━━ Data records ━━

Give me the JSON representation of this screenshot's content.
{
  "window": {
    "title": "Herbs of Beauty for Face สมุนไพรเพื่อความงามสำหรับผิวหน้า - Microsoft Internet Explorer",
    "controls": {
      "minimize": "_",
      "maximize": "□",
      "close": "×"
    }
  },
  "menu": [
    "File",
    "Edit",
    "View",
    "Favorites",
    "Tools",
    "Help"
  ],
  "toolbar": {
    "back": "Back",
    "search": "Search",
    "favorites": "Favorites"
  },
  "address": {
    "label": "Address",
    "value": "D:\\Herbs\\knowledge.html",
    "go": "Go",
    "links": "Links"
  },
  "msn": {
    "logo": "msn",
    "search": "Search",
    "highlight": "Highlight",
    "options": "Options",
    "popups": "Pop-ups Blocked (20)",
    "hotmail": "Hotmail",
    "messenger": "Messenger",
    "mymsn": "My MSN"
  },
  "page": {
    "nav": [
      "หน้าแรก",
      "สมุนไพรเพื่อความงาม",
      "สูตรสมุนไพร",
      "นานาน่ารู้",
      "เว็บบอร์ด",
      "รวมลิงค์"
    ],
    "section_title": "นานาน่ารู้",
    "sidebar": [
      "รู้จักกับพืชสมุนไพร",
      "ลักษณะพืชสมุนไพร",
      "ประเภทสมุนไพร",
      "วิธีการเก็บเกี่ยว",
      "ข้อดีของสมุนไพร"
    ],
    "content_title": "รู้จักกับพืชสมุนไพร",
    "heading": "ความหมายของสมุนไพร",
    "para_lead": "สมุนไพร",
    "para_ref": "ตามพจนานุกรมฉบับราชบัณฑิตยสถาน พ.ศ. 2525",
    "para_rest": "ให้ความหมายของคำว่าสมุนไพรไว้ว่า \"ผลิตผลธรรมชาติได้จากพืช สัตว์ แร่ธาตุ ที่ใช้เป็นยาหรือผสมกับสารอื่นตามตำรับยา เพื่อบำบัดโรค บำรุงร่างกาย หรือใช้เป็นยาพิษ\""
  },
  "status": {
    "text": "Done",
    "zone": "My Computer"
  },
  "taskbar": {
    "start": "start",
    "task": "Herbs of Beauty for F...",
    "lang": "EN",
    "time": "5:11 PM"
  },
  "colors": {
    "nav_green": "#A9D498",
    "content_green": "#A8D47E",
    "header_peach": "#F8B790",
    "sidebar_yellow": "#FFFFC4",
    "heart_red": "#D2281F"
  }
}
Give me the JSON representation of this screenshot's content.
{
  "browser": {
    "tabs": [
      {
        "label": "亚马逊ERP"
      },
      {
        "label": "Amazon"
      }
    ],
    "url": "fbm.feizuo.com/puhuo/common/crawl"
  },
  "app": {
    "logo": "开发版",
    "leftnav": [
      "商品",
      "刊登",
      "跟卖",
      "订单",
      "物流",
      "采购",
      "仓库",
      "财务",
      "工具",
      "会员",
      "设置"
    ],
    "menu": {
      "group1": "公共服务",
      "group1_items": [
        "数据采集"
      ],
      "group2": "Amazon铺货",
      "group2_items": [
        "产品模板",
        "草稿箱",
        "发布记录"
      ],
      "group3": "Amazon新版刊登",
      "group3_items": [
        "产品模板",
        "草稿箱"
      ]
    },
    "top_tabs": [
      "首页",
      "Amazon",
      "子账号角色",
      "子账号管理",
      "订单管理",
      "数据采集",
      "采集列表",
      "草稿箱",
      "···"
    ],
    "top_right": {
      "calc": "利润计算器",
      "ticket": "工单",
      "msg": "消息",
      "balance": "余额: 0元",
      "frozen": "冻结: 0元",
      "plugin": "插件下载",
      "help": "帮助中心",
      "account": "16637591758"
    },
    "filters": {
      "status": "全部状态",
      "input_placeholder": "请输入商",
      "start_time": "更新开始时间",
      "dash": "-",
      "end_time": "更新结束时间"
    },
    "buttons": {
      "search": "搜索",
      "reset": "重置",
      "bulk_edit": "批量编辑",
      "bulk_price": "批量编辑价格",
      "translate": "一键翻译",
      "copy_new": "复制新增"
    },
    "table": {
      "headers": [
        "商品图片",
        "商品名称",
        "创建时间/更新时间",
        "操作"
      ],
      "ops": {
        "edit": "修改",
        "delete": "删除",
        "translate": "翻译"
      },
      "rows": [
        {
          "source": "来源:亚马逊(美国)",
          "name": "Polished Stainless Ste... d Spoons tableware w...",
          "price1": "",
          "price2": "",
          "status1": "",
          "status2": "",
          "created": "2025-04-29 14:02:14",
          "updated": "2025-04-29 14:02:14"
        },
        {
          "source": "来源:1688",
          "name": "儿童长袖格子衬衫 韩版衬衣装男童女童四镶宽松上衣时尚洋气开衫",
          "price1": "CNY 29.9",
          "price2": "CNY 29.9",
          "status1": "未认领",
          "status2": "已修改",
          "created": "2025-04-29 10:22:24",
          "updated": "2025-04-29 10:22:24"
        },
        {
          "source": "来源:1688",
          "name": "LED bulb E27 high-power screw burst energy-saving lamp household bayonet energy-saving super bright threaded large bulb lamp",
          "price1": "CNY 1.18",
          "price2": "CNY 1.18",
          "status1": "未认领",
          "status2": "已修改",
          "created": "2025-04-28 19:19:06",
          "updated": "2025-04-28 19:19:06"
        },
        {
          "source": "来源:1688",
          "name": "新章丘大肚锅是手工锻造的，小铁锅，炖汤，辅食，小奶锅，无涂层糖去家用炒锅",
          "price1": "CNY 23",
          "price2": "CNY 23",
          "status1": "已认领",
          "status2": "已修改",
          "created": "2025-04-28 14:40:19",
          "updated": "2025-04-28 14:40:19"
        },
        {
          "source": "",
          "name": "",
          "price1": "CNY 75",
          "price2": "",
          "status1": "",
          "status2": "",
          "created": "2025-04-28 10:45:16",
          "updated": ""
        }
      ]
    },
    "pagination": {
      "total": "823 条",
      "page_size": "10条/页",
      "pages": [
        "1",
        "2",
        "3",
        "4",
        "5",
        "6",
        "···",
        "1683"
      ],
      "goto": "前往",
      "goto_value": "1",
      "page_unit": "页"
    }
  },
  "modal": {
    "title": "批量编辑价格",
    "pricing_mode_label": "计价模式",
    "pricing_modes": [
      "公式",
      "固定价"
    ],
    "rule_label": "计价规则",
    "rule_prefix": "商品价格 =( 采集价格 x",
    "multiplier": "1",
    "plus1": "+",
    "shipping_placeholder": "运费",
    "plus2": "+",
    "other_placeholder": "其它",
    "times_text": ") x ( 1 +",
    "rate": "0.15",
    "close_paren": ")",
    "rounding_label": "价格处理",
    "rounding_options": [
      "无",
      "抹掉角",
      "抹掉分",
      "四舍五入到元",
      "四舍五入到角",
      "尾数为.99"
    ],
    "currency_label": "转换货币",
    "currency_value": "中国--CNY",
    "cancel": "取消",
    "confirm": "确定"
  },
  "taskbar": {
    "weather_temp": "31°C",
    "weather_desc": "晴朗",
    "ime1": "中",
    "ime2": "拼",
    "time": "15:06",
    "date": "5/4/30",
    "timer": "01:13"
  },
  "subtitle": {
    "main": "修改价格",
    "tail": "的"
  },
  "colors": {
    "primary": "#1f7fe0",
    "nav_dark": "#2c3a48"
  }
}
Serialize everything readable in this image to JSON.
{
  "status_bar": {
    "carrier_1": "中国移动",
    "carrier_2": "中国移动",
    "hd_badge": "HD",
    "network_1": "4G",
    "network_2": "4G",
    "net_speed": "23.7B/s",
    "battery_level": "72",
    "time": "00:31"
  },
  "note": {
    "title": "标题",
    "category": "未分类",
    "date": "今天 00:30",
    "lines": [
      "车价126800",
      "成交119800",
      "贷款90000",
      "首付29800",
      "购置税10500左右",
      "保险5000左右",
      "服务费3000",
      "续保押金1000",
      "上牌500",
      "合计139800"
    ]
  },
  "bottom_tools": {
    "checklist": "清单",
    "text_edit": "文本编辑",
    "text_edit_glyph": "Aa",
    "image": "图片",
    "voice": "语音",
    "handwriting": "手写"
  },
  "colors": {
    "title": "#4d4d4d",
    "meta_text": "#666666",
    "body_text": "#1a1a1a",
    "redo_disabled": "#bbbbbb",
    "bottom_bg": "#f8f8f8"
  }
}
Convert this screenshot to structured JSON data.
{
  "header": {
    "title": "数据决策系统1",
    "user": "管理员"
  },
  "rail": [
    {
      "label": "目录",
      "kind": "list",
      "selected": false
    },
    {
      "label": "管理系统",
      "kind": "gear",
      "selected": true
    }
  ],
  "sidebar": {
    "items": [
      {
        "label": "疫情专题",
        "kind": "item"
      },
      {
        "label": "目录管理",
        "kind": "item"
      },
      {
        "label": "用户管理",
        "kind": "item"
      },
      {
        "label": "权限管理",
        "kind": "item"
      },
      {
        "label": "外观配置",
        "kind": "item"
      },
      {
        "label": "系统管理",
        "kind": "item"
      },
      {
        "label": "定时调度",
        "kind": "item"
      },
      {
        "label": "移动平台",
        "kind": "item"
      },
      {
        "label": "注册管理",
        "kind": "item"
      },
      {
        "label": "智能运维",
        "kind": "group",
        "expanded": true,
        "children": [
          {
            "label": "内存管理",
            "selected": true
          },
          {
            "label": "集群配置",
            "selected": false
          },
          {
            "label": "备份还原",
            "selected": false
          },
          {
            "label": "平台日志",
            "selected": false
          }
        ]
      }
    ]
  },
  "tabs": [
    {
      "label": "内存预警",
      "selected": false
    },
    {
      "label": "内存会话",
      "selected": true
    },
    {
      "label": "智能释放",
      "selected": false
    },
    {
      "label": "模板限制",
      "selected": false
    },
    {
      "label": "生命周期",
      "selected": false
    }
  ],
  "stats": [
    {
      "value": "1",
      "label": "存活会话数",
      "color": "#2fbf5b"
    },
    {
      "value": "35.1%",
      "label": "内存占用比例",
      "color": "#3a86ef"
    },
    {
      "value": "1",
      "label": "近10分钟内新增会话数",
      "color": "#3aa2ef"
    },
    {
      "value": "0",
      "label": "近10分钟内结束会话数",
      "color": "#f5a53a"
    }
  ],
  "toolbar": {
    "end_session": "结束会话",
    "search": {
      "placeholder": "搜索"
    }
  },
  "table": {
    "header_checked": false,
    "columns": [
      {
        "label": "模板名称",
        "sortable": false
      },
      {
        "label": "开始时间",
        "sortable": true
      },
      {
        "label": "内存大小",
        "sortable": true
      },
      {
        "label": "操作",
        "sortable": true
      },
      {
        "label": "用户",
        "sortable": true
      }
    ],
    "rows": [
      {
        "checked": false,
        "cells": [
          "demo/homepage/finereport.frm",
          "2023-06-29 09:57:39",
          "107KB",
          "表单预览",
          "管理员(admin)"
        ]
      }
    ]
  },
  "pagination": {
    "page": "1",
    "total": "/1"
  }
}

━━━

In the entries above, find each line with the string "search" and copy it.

    "search": "Search",
    "search": "Search",
      "search": "搜索",
    "search": {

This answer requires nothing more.